"This used the watchdog on wall street's him no in our back when the up the whole tea party got started as long as there's this early on two thousand nine i i gave a speech sexually baron our website um thousands of people and back then suspect two thousand nine i'm i'm i i started off the speech saying i'm not i'm not upset with democrats on on not they they follow through on what they say they're going to do a might upset with them i'm upset with republicans i'm upset with the bridges to know where i'm upset with uh the ridiculous spending upset with the fact they don't follow through anything this back in two thousand nine this is the whole tea party first yet not been going back at that point time that in even allow politicians to come to any the tea party events anyway arm for let everybody know that again this like clockwork the feds have collected again record taxes in october record taxes in a total of two hundred thirty five billion three and a forty one million dollars that was that's the first first month of fiscal year two thousand eighteen and it wasn't enough wasn't up they still ran a sixty three billion dollar deficit this to me is it's unacceptable and we allow it to happen again and again and again and nobody does a damn thing honestly what we need to have happened what i would do i say okay we over spread by sixty three billion you know we gotta do we gotta find sixty three billion dollars in savings next month so you you you take republicans democrats thick a bunch of them you point of launch and you walk them in a room you locked them in a room you give them rahman noodles and water and that's it and they don't come out until they find sixty three billion dollars in savings but they don't every single time people every single time we push through the debt ceiling we borrow more money and say it at some point in time we have to stop the flow to dc some four anyway there was a story and again this.
"sixty three billion dollars" Discussed on WAFS Biz 1190
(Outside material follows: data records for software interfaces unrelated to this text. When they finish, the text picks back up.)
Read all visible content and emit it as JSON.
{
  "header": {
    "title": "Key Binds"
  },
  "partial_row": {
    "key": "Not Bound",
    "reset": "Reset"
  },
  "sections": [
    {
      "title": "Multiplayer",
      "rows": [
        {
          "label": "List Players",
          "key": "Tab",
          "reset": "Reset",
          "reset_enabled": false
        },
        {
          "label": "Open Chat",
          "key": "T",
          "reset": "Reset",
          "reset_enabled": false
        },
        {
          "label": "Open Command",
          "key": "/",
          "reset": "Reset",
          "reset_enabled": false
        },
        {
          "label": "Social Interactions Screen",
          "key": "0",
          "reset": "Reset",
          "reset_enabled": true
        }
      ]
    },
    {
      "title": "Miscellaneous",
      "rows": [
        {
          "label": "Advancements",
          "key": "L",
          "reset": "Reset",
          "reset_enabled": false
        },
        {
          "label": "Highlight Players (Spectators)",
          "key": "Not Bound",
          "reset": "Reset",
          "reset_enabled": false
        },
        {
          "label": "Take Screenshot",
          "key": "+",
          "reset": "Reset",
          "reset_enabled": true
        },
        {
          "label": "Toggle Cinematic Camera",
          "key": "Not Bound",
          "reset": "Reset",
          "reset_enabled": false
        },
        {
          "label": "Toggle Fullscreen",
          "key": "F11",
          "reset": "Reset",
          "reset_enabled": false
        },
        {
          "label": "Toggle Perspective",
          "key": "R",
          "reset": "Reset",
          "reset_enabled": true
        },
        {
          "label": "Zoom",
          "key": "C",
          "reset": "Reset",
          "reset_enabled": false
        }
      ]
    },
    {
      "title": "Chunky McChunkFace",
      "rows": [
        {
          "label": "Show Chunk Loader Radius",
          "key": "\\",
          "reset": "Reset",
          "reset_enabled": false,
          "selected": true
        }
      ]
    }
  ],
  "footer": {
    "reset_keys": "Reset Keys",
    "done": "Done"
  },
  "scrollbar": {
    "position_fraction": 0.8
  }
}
"Take that bax two hundred and sixty three billion dollars most of which is parked overseas and how this works is that if apple cells twenty billion dollars of smartphones in china are us tax law is so agree gis it requires them to pay taxes on those sales because they're corporation is based in california in the united states so even though they paid some taxes in china they've contributed to their tax law fulfilled that they still have to pay up to thirty five percent and corporate tax in america as well so what they do by the nature of this stupid set of laws on corporate taxes is they take all of the expenses that they possibly can buy hiring a team of lawyers tax lawyers and they take all their expenses so everything they can house in the united states as far as expenses they do personnel employees all those kinds of things they put all those expenses on the balance sheet for the sales in the united states because when they sell products in the united states they take off their expenses as deductions and they pay taxes on what's leftover called the net profit they put all the expenses in the us s and we're losing big time money there anyway so when they have the profits over in china those those profits are almost all pure profit because other than what they absolutely have to count in china due to us tax code that's all they count so they've you know they might make 20 billion dollars and have a twenty percent margin in america on that same 20 billion dollars meaning they had 4 billion net profit but they may have a 50 percent margin in china i don't know these numbers but anecdotally these are representative meeting they keep 10 billion of the same 20 billion profit over there so then they have a tax they have to pay but they don't actually have to write the check to the federal government until they repatriate the money meaning that if they never bring the money home for the next 100 years they can keep all of the taxes that are due to the united states because the money's overseas and so if they.